Friday, December 3, 2010

Long Term Concerns & Wishes

I spent the better part of my afternoon filling out a school application for Norrin. One application. Nine pages long. I took my time, printed as neatly as possible - even at the end, as my wrist began to ache. I needed his application to be perfect; the application was for the school that I loved. The one place where I believed Norrin could truly thrive. The school that could break my heart.

I tried to answer honestly and objectively, though I was tempted to write: Norrin is amazing and adorable; accept him.  

I reached the ninth page and the final question. What are your long term concerns and wishes for your child? I was given three lines to answer the question.

Our greatest concern is that we won't be able to secure the most appropriate academic environment to meet Norrin's needs. What if there isn't a school that can nurture his strengths as well as his weaknesses? We know for many parents, mainstream is the holy grail. That does not matter to us. We are realistic about what he can and can't do. If mainstream is a possibility, fine and if not - then that's fine too. We would never want to push him into an environment where he may be set up to fail. We know that he's bright and that he has the capacity to learn.  We don't need general education to prove that. Norrin doesn't need to be the popular kid. But if he wants friendship, we want him to have the tools to develop one. We just want him to be happy.  To feel good about himself.  To enjoy his life. To be productive.  To be himself and know that he's okay, he doesn't need to be cured or fixed.  He is a lovable little boy with a charming smile.  And we never want him to lose the qualities that make him special.  We hope that as he gets older, people will appreciate him just as he is.  

They got the edited version.      



  1. I've filled out applications like that. They expect you to only use 3 or 4 lines when you could easily write an essay! I will sincerely pray that this school accepts your awesome son!

  2. I know - it was really difficult to do. But thanks!! I hope he gets in too :)

  3. I love this! I do.

    This touched my heart in its sincerity. This touched me because it's the best goal any parent could have for any child. And this touched me because I think it's along the lines of what I've been thinking lately: don't we all just want to enjoy our lives and to be productive. Don't have to be the most popular etc just happy by our individual standards/needs :-)
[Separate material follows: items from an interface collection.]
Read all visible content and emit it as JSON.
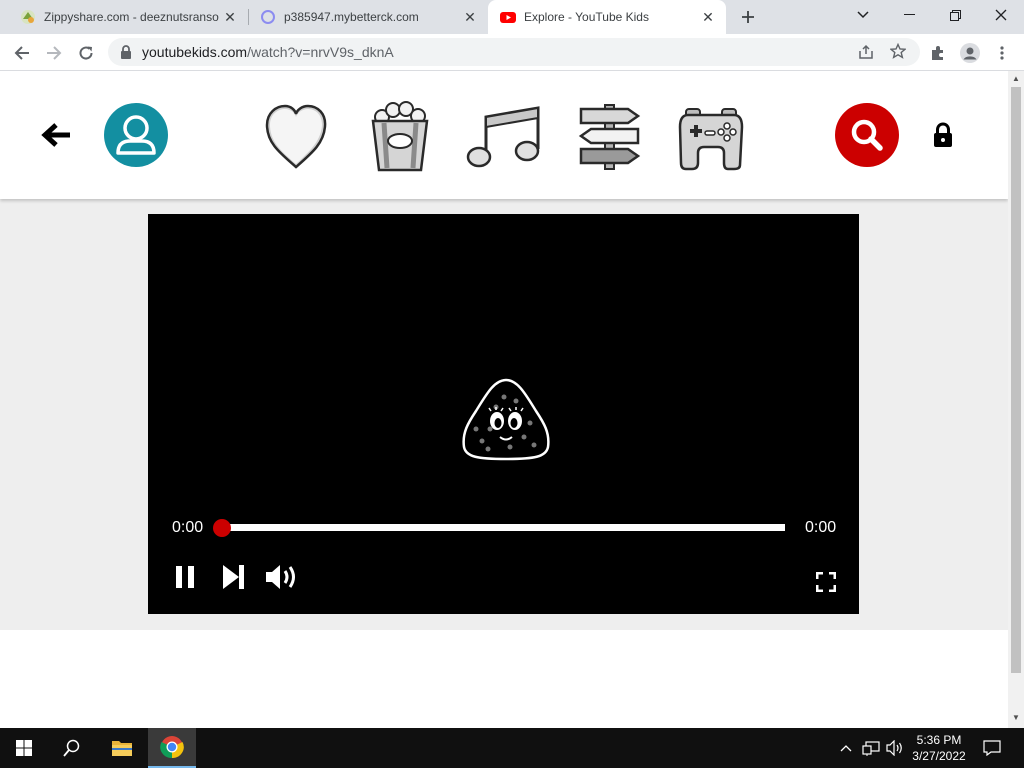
{
  "browser": {
    "tabs": [
      {
        "title": "Zippyshare.com - deeznutsranso",
        "favicon": "zippyshare-favicon",
        "active": false
      },
      {
        "title": "p385947.mybetterck.com",
        "favicon": "loading-globe-favicon",
        "active": false
      },
      {
        "title": "Explore - YouTube Kids",
        "favicon": "youtube-favicon",
        "active": true
      }
    ],
    "url_host": "youtubekids.com",
    "url_path": "/watch?v=nrvV9s_dknA"
  },
  "yk_nav": {
    "categories": [
      "heart-icon",
      "popcorn-icon",
      "music-note-icon",
      "signpost-icon",
      "gamepad-icon"
    ],
    "colors": {
      "avatar": "#138fa1",
      "search": "#cc0000"
    }
  },
  "player": {
    "current_time": "0:00",
    "duration": "0:00",
    "progress": 0.0,
    "accent": "#cc0000"
  },
  "taskbar": {
    "time": "5:36 PM",
    "date": "3/27/2022"
  }
}
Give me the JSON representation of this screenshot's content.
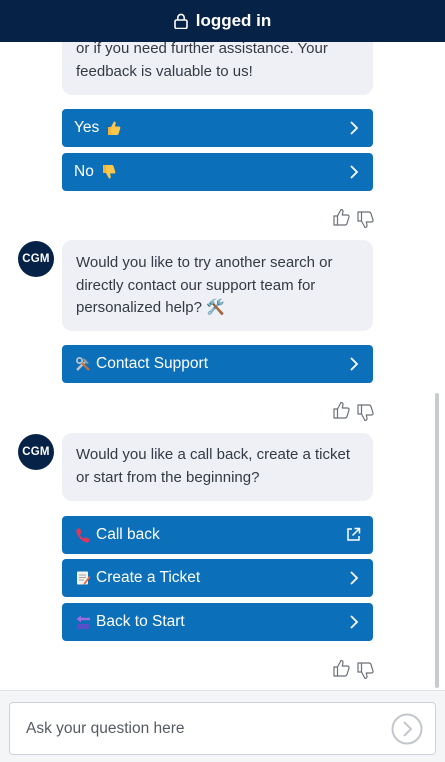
{
  "header": {
    "title": "logged in",
    "icon": "lock-icon"
  },
  "messages": [
    {
      "text": "or if you need further assistance. Your feedback is valuable to us!"
    },
    {
      "avatar": "CGM",
      "text": "Would you like to try another search or directly contact our support team for personalized help? 🛠️"
    },
    {
      "avatar": "CGM",
      "text": "Would you like a call back, create a ticket or start from the beginning?"
    }
  ],
  "buttons": {
    "yes": "Yes",
    "no": "No",
    "contact_support": "Contact Support",
    "call_back": "Call back",
    "create_ticket": "Create a Ticket",
    "back_to_start": "Back to Start"
  },
  "composer": {
    "placeholder": "Ask your question here"
  },
  "colors": {
    "header": "#072247",
    "button": "#0b6fb9",
    "bubble": "#eef0f5"
  }
}
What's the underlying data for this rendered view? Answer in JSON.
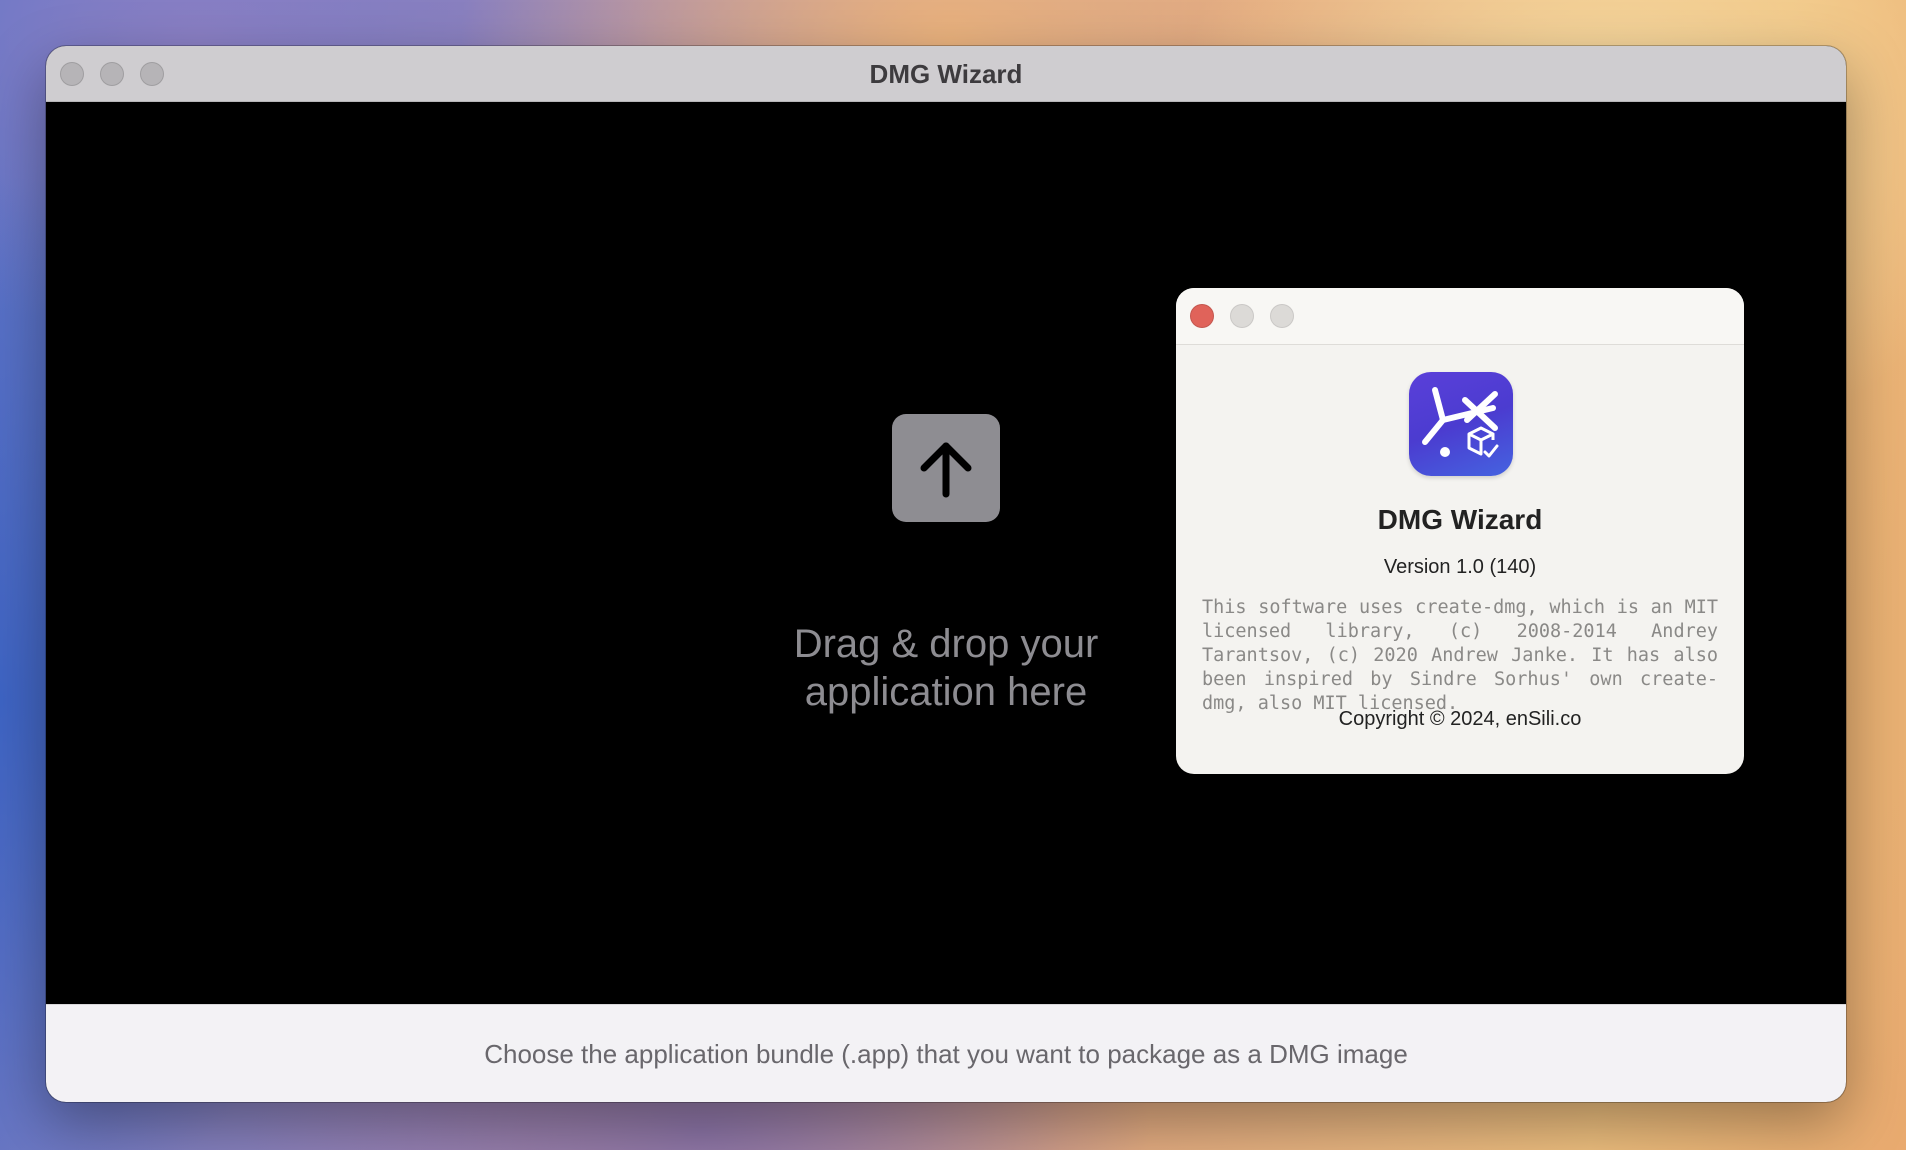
{
  "main_window": {
    "title": "DMG Wizard",
    "drop_zone": {
      "icon": "arrow-up-icon",
      "message": "Drag & drop your application here"
    },
    "footer": {
      "hint": "Choose the application bundle (.app) that you want to package as a DMG image"
    }
  },
  "about_dialog": {
    "icon": "dmg-wizard-app-icon",
    "app_name": "DMG Wizard",
    "version": "Version 1.0 (140)",
    "license": "This software uses create-dmg, which is an MIT licensed library, (c) 2008-2014 Andrey Tarantsov, (c) 2020 Andrew Janke. It has also been inspired by Sindre Sorhus' own create-dmg, also MIT licensed.",
    "copyright": "Copyright © 2024, enSili.co"
  },
  "colors": {
    "close_red": "#e0635a",
    "icon_purple": "#4b3cd0",
    "drop_background": "#000000"
  }
}
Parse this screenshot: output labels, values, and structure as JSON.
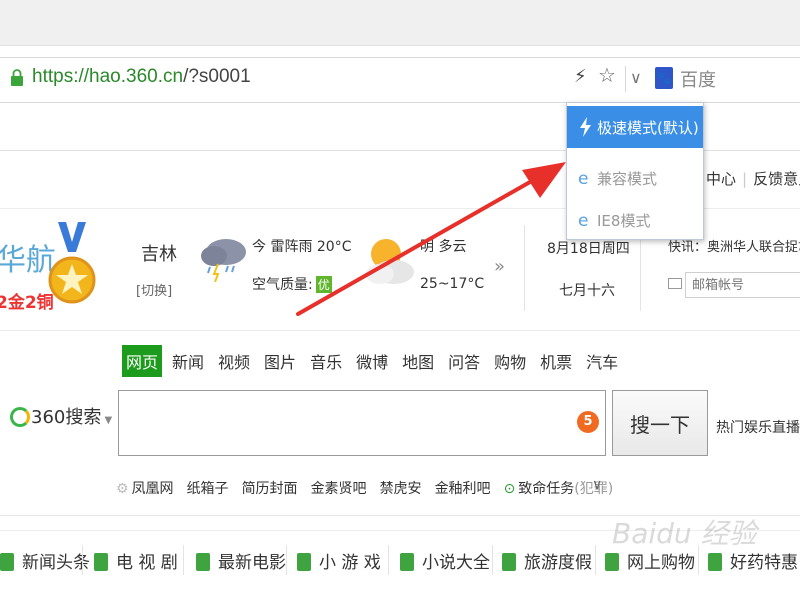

AutismWonderland - written by Lisa Quinones-Fontanez - is a personal blog chronicling a NYC family's journey with autism, while also sharing local resources for children/families with special needs.